• **Problem to work on**
Wherever a line in the records below contains "content", copy that line.
[[ Material for this exercise, beginning ]]
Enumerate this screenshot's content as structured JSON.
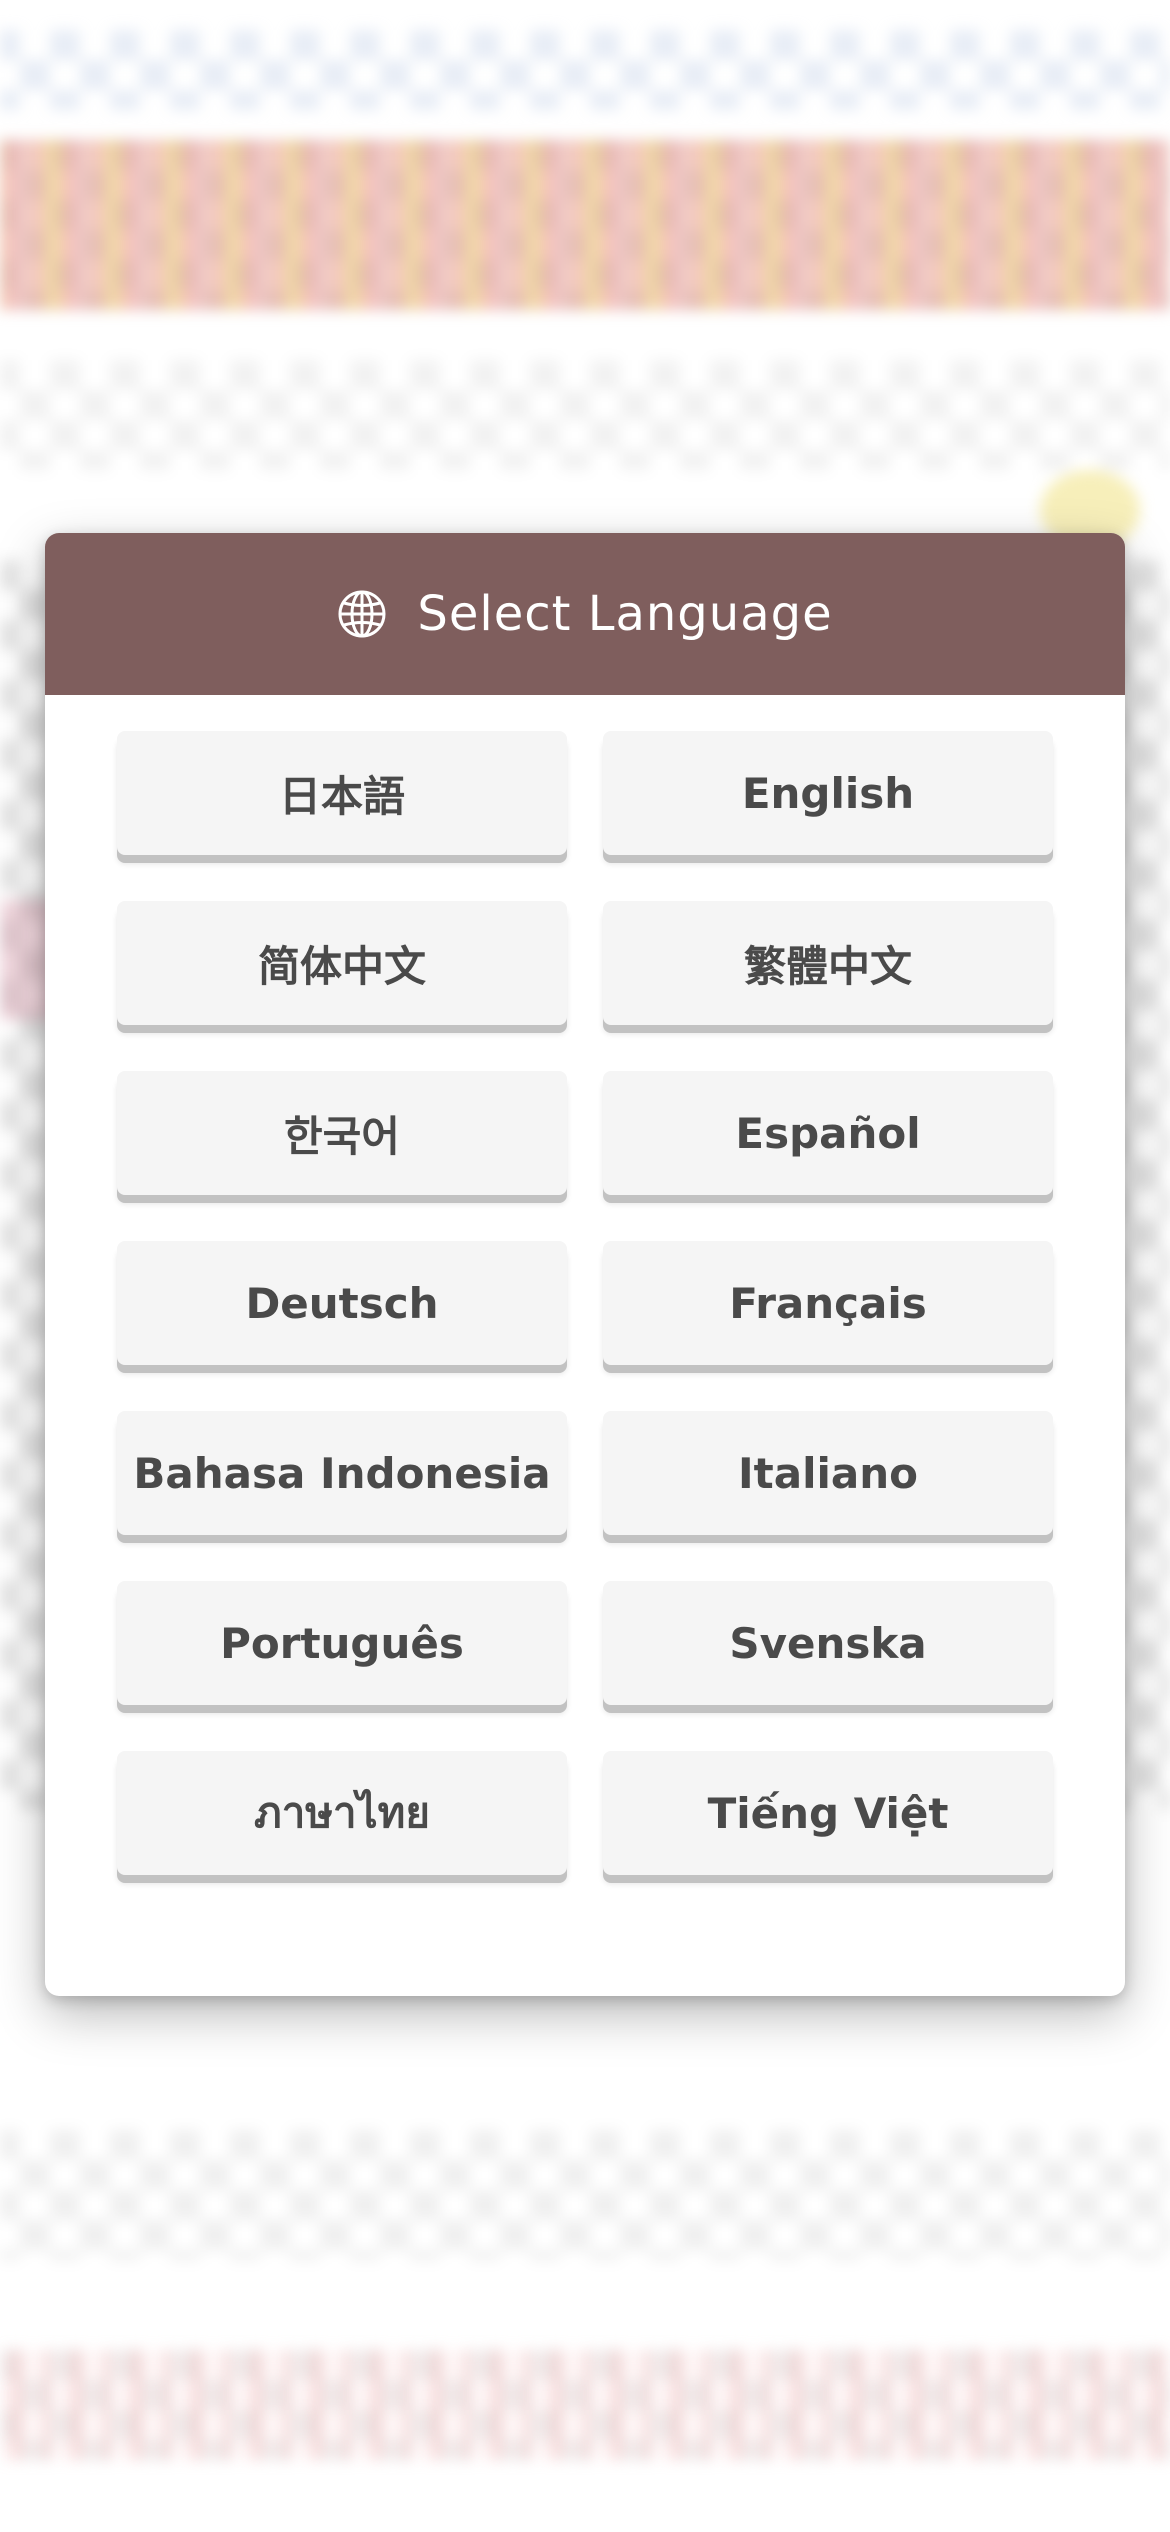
{
  "dialog": {
    "title": "Select Language",
    "header_color": "#7f5e5d",
    "icon": "globe-icon"
  },
  "languages": [
    "日本語",
    "English",
    "简体中文",
    "繁體中文",
    "한국어",
    "Español",
    "Deutsch",
    "Français",
    "Bahasa Indonesia",
    "Italiano",
    "Português",
    "Svenska",
    "ภาษาไทย",
    "Tiếng Việt"
  ]
}
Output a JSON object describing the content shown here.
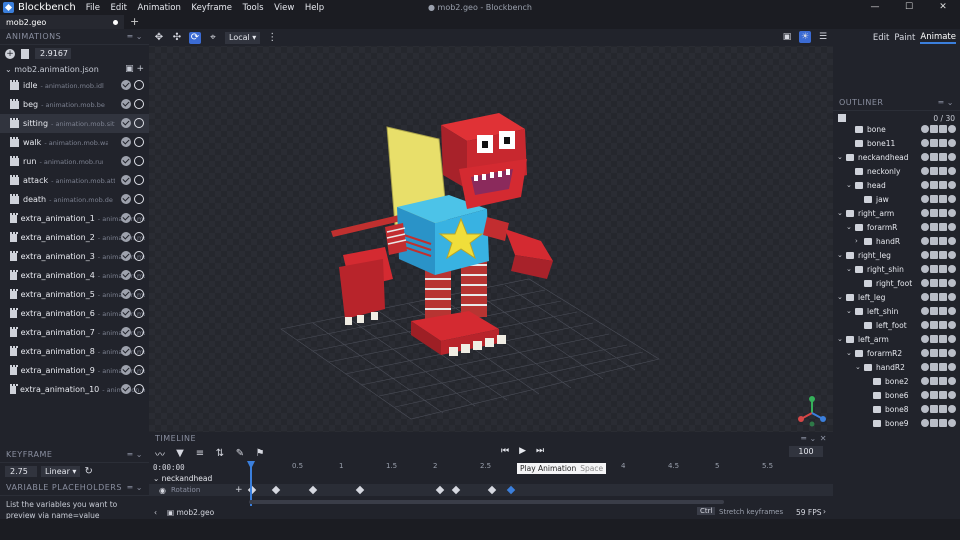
{
  "app": {
    "name": "Blockbench",
    "window_title": "● mob2.geo - Blockbench"
  },
  "menu": [
    "File",
    "Edit",
    "Animation",
    "Keyframe",
    "Tools",
    "View",
    "Help"
  ],
  "window_controls": [
    "—",
    "☐",
    "✕"
  ],
  "tabs": [
    {
      "label": "mob2.geo"
    }
  ],
  "modes": {
    "edit": "Edit",
    "paint": "Paint",
    "animate": "Animate"
  },
  "viewport": {
    "transform_space": "Local"
  },
  "animations_panel": {
    "title": "ANIMATIONS",
    "time_value": "2.9167",
    "file": "mob2.animation.json",
    "items": [
      {
        "name": "idle",
        "path": "- animation.mob.idle"
      },
      {
        "name": "beg",
        "path": "- animation.mob.beg"
      },
      {
        "name": "sitting",
        "path": "- animation.mob.sitting"
      },
      {
        "name": "walk",
        "path": "- animation.mob.walk"
      },
      {
        "name": "run",
        "path": "- animation.mob.run"
      },
      {
        "name": "attack",
        "path": "- animation.mob.attack"
      },
      {
        "name": "death",
        "path": "- animation.mob.death"
      },
      {
        "name": "extra_animation_1",
        "path": "- animation.mob.extra_animation_1"
      },
      {
        "name": "extra_animation_2",
        "path": "- animation.mob.extra_animation_2"
      },
      {
        "name": "extra_animation_3",
        "path": "- animation.mob.extra_animation_3"
      },
      {
        "name": "extra_animation_4",
        "path": "- animation.mob.extra_animation_4"
      },
      {
        "name": "extra_animation_5",
        "path": "- animation.mob.extra_animation_5"
      },
      {
        "name": "extra_animation_6",
        "path": "- animation.mob.extra_animation_6"
      },
      {
        "name": "extra_animation_7",
        "path": "- animation.mob.extra_animation_7"
      },
      {
        "name": "extra_animation_8",
        "path": "- animation.mob.extra_animation_8"
      },
      {
        "name": "extra_animation_9",
        "path": "- animation.mob.extra_animation_9"
      },
      {
        "name": "extra_animation_10",
        "path": "- animation.mob.extra_animation_10"
      }
    ]
  },
  "keyframe_panel": {
    "title": "KEYFRAME",
    "time": "2.75",
    "interpolation": "Linear"
  },
  "variable_panel": {
    "title": "VARIABLE PLACEHOLDERS",
    "text": "List the variables you want to preview via name=value"
  },
  "outliner": {
    "title": "OUTLINER",
    "count": "0 / 30",
    "items": [
      {
        "name": "bone",
        "depth": 1,
        "caret": ""
      },
      {
        "name": "bone11",
        "depth": 1,
        "caret": ""
      },
      {
        "name": "neckandhead",
        "depth": 0,
        "caret": "v"
      },
      {
        "name": "neckonly",
        "depth": 1,
        "caret": ""
      },
      {
        "name": "head",
        "depth": 1,
        "caret": "v"
      },
      {
        "name": "jaw",
        "depth": 2,
        "caret": ""
      },
      {
        "name": "right_arm",
        "depth": 0,
        "caret": "v"
      },
      {
        "name": "forarmR",
        "depth": 1,
        "caret": "v"
      },
      {
        "name": "handR",
        "depth": 2,
        "caret": ">"
      },
      {
        "name": "right_leg",
        "depth": 0,
        "caret": "v"
      },
      {
        "name": "right_shin",
        "depth": 1,
        "caret": "v"
      },
      {
        "name": "right_foot",
        "depth": 2,
        "caret": ""
      },
      {
        "name": "left_leg",
        "depth": 0,
        "caret": "v"
      },
      {
        "name": "left_shin",
        "depth": 1,
        "caret": "v"
      },
      {
        "name": "left_foot",
        "depth": 2,
        "caret": ""
      },
      {
        "name": "left_arm",
        "depth": 0,
        "caret": "v"
      },
      {
        "name": "forarmR2",
        "depth": 1,
        "caret": "v"
      },
      {
        "name": "handR2",
        "depth": 2,
        "caret": "v"
      },
      {
        "name": "bone2",
        "depth": 3,
        "caret": ""
      },
      {
        "name": "bone6",
        "depth": 3,
        "caret": ""
      },
      {
        "name": "bone8",
        "depth": 3,
        "caret": ""
      },
      {
        "name": "bone9",
        "depth": 3,
        "caret": ""
      }
    ]
  },
  "timeline": {
    "title": "TIMELINE",
    "current_time": "0:00:00",
    "speed": "100",
    "ticks": [
      "0.5",
      "1",
      "1.5",
      "2",
      "2.5",
      "3",
      "3.5",
      "4",
      "4.5",
      "5",
      "5.5"
    ],
    "group": "neckandhead",
    "channel": "Rotation",
    "keyframes": [
      0,
      0.25,
      0.65,
      1.15,
      2.0,
      2.17,
      2.55,
      2.75
    ],
    "selected_keyframe": 2.75,
    "tooltip": {
      "text": "Play Animation",
      "shortcut": "Space"
    }
  },
  "status": {
    "file": "mob2.geo",
    "ctrl": "Ctrl",
    "hint": "Stretch keyframes",
    "fps": "59 FPS"
  }
}
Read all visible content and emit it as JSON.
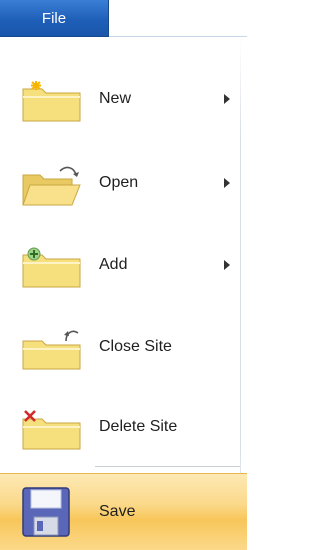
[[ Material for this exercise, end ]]
• **Answer area**
Enumerate this screenshot's content as structured JSON.
Output a JSON object describing the content shown here.
Read all visible content and emit it as JSON.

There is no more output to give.